Artist Tony Rave’s work comes to remind us that piety is not strictly White.
The Most Stirring Press Photographs of 2022
Photographs captured war-torn Ukraine, the Taliban’s takeover of Afghanistan, and an Iranian woman defying the mandatory hijab law.
When I Am Empty Please Dispose of Me Properly
Ayanna Dozier, Ilana Harris-Babou, Meena Hasan, Lucia Hierro, Catherine Opie, Chuck Ramirez, and Pacifico Silano explore the myths of the American Dream at Brooklyn’s BRIC House.
NY Governor’s Proposed Budget Slashes Pandemic-Era Arts Funds
The cuts to the New York State Council on the Arts budget are attributed to the expiration of pandemic relief programs, but advocates say arts organizations need more support.

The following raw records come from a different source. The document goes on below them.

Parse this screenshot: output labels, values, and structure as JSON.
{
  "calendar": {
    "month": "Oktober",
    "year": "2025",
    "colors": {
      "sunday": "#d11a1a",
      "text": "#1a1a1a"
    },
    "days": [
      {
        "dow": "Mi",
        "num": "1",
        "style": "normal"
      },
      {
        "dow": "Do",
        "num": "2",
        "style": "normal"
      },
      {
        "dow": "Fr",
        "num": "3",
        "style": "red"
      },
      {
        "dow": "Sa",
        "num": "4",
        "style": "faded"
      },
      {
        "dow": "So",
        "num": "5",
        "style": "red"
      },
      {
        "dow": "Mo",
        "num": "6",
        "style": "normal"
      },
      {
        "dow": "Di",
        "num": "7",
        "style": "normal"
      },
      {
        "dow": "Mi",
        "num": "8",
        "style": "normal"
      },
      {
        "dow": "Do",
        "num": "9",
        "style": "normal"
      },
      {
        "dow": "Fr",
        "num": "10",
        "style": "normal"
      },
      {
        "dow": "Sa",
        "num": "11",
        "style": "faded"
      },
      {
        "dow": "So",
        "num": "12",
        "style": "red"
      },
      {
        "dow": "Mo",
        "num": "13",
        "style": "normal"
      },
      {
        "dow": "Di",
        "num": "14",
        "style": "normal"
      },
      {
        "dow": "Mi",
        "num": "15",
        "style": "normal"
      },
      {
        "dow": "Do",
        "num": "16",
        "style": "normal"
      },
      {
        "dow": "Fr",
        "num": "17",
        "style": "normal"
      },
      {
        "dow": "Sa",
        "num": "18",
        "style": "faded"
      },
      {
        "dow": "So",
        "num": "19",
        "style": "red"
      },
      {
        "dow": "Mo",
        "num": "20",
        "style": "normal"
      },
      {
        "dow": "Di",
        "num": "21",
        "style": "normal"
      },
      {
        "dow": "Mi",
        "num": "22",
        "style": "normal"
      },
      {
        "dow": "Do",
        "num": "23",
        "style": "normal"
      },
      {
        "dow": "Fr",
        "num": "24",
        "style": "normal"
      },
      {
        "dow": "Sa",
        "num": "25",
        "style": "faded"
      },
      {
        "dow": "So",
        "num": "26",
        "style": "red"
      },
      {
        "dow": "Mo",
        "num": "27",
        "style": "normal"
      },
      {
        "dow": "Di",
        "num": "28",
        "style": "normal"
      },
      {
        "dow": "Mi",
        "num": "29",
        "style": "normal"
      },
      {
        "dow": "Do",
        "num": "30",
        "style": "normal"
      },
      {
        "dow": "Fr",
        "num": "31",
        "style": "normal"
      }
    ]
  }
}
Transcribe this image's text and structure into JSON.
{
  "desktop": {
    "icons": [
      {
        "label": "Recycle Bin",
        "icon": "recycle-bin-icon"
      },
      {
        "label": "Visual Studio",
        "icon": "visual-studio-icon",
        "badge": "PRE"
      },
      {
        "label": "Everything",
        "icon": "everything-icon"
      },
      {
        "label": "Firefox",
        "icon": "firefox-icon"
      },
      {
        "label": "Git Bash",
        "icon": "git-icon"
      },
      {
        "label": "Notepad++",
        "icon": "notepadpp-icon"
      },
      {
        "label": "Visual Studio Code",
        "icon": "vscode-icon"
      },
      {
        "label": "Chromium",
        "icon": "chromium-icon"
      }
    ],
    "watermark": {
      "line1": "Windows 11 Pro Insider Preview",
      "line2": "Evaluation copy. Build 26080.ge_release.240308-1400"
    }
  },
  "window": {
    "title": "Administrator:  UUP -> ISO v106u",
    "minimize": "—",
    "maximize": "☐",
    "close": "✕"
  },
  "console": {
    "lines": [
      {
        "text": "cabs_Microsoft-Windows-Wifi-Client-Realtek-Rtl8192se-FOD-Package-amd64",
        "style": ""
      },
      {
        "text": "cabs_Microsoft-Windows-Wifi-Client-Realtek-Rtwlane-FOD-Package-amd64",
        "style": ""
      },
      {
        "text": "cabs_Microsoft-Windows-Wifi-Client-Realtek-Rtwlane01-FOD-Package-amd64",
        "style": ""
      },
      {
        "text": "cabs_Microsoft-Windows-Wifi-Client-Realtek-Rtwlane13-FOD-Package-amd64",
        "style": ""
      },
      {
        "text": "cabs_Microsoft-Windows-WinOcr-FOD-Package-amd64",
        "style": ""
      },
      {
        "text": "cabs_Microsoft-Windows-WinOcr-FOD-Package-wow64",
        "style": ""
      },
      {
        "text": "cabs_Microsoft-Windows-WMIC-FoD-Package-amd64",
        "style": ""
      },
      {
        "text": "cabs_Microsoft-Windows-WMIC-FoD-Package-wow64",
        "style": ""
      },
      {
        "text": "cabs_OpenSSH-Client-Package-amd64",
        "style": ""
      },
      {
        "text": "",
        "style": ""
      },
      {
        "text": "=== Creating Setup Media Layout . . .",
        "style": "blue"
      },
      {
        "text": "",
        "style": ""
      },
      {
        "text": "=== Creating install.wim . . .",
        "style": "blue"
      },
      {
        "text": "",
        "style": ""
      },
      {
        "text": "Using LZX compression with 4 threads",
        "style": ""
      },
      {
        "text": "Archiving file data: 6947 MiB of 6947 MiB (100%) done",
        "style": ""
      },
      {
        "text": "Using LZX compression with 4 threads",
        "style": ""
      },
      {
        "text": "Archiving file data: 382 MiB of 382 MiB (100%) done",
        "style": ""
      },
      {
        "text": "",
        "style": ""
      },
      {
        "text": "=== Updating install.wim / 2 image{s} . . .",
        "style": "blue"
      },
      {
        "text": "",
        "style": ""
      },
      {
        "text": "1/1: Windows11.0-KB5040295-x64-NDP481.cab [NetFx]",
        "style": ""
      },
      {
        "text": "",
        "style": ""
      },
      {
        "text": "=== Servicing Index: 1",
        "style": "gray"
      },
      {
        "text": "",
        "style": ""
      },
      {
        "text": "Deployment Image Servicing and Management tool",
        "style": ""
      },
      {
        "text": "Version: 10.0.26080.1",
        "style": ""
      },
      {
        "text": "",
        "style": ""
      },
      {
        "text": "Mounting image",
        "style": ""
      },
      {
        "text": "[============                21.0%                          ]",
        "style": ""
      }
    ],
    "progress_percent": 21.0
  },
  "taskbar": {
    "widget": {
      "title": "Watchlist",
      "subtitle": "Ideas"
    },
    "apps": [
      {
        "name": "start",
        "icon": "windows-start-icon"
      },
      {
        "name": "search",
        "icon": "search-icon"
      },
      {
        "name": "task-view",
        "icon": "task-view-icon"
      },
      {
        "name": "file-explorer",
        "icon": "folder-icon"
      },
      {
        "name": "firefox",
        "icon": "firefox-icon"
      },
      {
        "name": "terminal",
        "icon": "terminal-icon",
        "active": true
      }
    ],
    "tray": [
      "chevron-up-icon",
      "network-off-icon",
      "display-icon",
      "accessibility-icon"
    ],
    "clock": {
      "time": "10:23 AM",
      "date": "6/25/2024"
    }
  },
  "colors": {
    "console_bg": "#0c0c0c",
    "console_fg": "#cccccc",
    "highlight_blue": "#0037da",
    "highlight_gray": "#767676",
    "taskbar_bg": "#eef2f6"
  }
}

MoMA Apologizes for Kicking Out Black Artist From Installation
Museum security asked Heather Agyepong to leave the installation Black Power Naps, meant as a safe space for Black people, after a White visitor called her “aggressive.”
Pratt’s 2023 Fine Arts MFA Thesis Exhibition Is On View in Brooklyn
The two-part exhibition features the work of 41 graduating artists across disciplines, including painting, sculpture, printmaking, and integrated practices.
New York’s BIPOC-Led Arts Orgs Are Grossly Underfunded
Proposed cuts to arts funding across the state would hit entities of color the hardest.
New Directors/New Films Festival Takes an Experimental Turn
A host of documentaries exemplify ND/NF’s unconventional programming philosophy.
The Milton Resnick and Pat Passlof Foundation Presents The Feminine in Abstract Painting
Curated by Jennifer Samet and Andrea Belag, this group exhibition in NYC explores the feminine through aesthetics, as opposed to identity or gender.
Memories So Fair and Bright
Kimetha Vanderveen’s paintings are about the interaction of materiality and light, the bond between the palpable and ephemeral world in which we live.
Artists Contemplate Sovereignty in Santa Fe
The Santa Fe Art Institute’s 2024 International Thematic Residency focuses on what sovereignty means for artists from across the world.